The advantage of a SIEM, says Cruciana, is technicians can address a single issue rather than numerous disparate event sources. “We use AlienVault’s USM [Unified Security Management] product to incorporate security activity data from our various security tools and provide correlative analysis between each discrete tool.”

supply chain attack: infiltration of a system via an outside partner or provider

Maxim Frolov, managing director of Kaspersky Lab North America, says software and hardware supply chain attacks, such as AppleJeus, Olympic Destroyer, ShadowPad, and ExPetr, will remain a major concern in 2019. “Organizations will need to come up with new approaches, including more strict requirements for service providers [and] hardware and software makers to reduce the risks.”

threat hunting: proactively and iteratively searching for and isolating threats that have evaded advanced security systems

Traditionally a manual function, threat hunting can now be automated with the help of tools from security vendors like Carbon Black. According to a 2017 SANS Institute survey, 82 percent of all SOCs are investing in advanced threat hunting programs. Ferron advises MSPs to sign up for real-time threat notifications too. “There are organizations out there that the MSP community can join that tell them about this stuff,” he notes. InfraGard is an example.

unified threat management (UTM): typically an appliance combining firewall, anti-virus, and IDS/IPS in a single platform

“UTM is what the new firewall industry has turned into, says Stiennon. “It’s the logical way to do network security.” Fortinet, Palo Alto Networks, and SonicWall all offer examples, he says.

web application firewall: an application firewall for HTTP applications

Research data suggests that these systems, which come in both virtual and physical form factors, are more needed than ever. According to The State of Web Application Vulnerabilities in 2018 report from Imperva, the overall number of new web application vulnerabilities in 2018 increased by 23 percent from 2017, and more than half of web application vulnerabilities have a public exploit available to hackers.
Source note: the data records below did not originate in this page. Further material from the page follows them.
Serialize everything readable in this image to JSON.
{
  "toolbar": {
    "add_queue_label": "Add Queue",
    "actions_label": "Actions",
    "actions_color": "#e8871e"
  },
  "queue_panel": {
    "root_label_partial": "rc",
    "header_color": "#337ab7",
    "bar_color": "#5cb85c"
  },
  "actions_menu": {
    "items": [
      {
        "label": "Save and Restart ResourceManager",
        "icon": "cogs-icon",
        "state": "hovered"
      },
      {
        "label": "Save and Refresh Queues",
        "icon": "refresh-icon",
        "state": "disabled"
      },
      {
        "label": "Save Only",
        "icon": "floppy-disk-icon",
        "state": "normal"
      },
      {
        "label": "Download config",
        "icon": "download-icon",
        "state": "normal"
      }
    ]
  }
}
In addition, more than a third of web application vulnerabilities don’t have an available solution, such as a software upgrade workaround or software patch.


ChannelPro Network

The ChannelPro Network is dedicated to providing IT consultants, VARs and MSPs who serve the IT needs of small and midsize businesses (SMBs) the news, insights, resources and best practices necessary to help them grow their businesses and better serve their SMB customers.

This article was originally published at ChannelPro Network. It was added to IoTplaybook or last modified on 03/07/2019.